The Salam Social Club was established in the fall of 1993 for Christian Canadians of Iraqi origin. The committee was established which consisted of seven members as follows: Putrus Pio (President), Jamal Ramani (Vice-President), Husam Elowe (Treasurer), Jan Khayat (Secretary), Claude Pio, Behnam Sayegh, Claude Demarchi and Sajid Lewis.
The founding committee met regularly with the purpose of establishing the foundation of the Club. It was unanimously agreed that the Club would be a non-profit organization and that all work performed by the committee members will be strictly on a volunteer basis. Many ideas were discussed, many references were researched and consulted in order to create the by-laws from which the Club would operate.
Endless meetings were conducted, meeting minutes and agendas were prepared, discussed, revised and discussed again! Early Spring of 1994, the founding committee sent invitations for a meeting, including a copy of by-laws, to all Iraqis that were known in the society. The purpose of this meeting was to introduce the committee to those that attended, gain the approval for the Club and request all present to choose a name for the Club.These objectives were accomplished and all agreed to the name Salam Social Club.
The Committee was now ready to form a corporation to legally establish a non-profit organization by the name that was chosen.The next few months was a roller coaster ride for the founding committee. However, the club was able to gain approximately 70 paying members (families) at a membership fee of $ 100.00 annually. The Club organized several picnics, gatherings and events in a variety of places including churches and other clubs. This also included card playing and educational lectures.
The next major milestone for the Club was to establish a physical presence where all members could gather. This goal was achieved with the help of Mr. Ahsan Zaiyouna who offered his premises for lease at terms that were affordable for the committee. The location chosen was 2-167 Applewood Crescent in Concord, Ontario. After major renovations, an inauguration party took place on the premises in early December 1995. The club was joyously overfilled with approximately 200 Iraqi families. Champagne and snacks were offered and all proudly celebrated!

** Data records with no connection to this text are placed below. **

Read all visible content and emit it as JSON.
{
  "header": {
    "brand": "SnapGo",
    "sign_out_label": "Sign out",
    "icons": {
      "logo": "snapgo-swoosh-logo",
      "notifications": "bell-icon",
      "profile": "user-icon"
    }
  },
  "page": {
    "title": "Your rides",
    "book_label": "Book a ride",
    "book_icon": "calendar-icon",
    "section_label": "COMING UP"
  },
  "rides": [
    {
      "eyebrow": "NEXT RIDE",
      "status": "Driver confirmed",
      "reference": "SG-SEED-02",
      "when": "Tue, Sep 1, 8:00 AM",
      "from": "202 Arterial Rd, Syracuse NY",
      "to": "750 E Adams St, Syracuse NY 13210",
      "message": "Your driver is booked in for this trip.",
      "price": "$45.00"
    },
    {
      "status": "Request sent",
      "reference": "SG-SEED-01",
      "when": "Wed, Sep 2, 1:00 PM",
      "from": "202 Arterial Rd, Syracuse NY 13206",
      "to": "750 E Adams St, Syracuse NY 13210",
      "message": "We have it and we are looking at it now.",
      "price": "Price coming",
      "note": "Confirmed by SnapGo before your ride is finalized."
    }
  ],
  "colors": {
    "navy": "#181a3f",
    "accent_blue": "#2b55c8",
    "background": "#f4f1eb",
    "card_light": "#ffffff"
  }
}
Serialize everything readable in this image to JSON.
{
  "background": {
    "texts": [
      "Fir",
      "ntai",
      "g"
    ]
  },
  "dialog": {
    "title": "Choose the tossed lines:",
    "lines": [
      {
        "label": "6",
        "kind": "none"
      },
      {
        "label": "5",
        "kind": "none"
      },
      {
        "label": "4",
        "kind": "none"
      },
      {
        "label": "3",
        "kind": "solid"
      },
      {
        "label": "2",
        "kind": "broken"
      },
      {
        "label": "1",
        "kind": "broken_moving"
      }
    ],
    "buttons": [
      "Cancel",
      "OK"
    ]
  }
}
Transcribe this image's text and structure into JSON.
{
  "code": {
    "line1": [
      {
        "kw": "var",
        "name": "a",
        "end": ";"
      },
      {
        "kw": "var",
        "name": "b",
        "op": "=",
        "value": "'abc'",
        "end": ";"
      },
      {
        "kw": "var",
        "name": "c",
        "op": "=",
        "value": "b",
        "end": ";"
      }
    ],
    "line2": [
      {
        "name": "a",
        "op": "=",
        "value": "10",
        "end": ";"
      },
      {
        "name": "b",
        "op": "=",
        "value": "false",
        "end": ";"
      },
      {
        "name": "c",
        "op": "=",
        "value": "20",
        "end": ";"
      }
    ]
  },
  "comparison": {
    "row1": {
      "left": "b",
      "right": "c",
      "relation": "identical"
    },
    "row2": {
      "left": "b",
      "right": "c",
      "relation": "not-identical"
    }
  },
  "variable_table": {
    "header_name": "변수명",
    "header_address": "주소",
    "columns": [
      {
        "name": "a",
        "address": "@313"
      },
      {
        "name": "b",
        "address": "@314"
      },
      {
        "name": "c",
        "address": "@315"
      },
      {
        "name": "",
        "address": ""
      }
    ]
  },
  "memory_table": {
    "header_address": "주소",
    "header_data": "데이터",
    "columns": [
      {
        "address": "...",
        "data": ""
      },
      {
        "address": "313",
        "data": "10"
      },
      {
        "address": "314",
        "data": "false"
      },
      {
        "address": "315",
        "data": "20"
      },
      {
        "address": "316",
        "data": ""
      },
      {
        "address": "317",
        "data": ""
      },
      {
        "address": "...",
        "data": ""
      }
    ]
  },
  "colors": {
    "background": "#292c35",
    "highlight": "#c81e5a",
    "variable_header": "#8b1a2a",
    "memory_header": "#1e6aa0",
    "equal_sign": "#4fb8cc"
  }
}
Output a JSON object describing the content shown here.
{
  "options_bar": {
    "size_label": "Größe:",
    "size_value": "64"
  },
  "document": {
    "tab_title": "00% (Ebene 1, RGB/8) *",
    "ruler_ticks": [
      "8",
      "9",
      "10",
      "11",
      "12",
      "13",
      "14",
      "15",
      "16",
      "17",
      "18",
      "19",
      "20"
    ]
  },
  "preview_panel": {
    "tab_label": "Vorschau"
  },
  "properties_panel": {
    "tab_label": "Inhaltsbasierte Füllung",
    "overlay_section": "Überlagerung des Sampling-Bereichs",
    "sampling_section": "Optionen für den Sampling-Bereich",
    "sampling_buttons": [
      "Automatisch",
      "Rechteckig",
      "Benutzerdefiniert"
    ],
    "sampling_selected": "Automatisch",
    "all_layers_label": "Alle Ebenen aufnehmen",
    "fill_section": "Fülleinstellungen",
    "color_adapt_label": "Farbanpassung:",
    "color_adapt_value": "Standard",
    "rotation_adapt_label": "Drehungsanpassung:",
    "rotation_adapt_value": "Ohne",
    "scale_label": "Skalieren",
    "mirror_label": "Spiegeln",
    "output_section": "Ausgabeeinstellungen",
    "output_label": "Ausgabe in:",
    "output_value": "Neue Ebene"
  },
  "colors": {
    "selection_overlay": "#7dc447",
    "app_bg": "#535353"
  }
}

After a few years, the idea of the Club began to grow among the families and suddenly, membership double to approximately 140 families. Membership has steadily increased with the arrival of new immigrants. Also, most members adopted a more mature outlook on the purpose of the club and resigned their differences in ideas and personalities.